When one woman whose family had a history of early onset Alzheimer's disease and her husband had trouble conceiving, they turned to fertility treatments, but the woman, herself a physician, was ambivalent about pre-implantation genetic diagnosis, the Wall Street Journal writes.
But she was swayed, it adds, when she learned about a nondisclosure option in which she wouldn't learn her risk of Alzheimer's while ensuring that her children didn't have the familial variant.
The lab, Reproductive Genetic Innovations, gathered a blood sample from the patient and cheek swabs from her parents to develop a panel of genetic markers against which they screened the couple's fertilized eggs. The patient, the Journal says, was never told if she carried the presenilin 1 gene mutation linked to Alzheimer's, nor how many of the fertilized eggs did.
Such nondisclosure PGD, the Journal adds, is rare, but increasing in demand, especially for conditions for which there is no treatment. When patients know something can be done, it notes, they generally want all information possible.
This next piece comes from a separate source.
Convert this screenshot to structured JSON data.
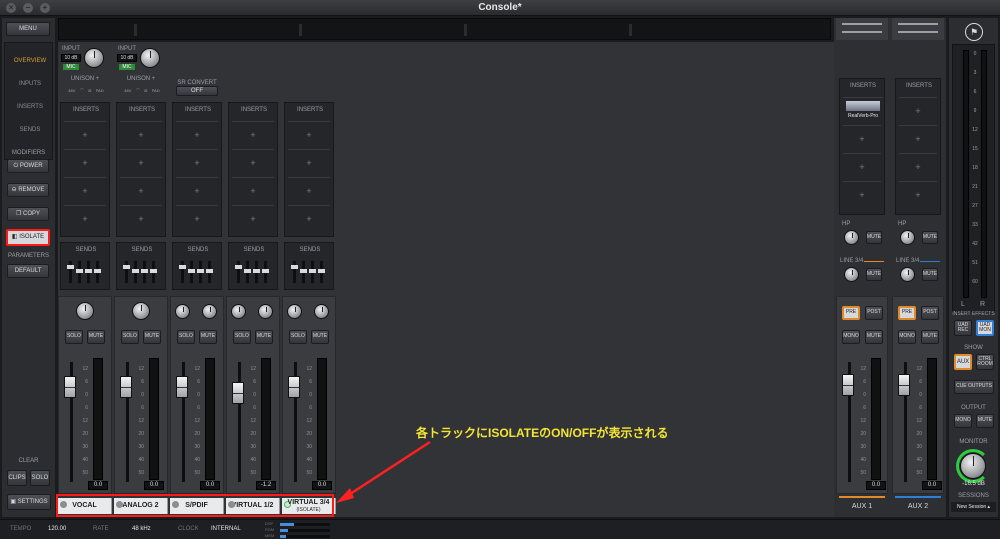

For herself, this patient has a fatalistic attitude: she'll develop the disease if she develops it. But for her 20-month-old twins, "[t]o know that they don't have that daily worry [about developing Alzheimer's], it's priceless," she says.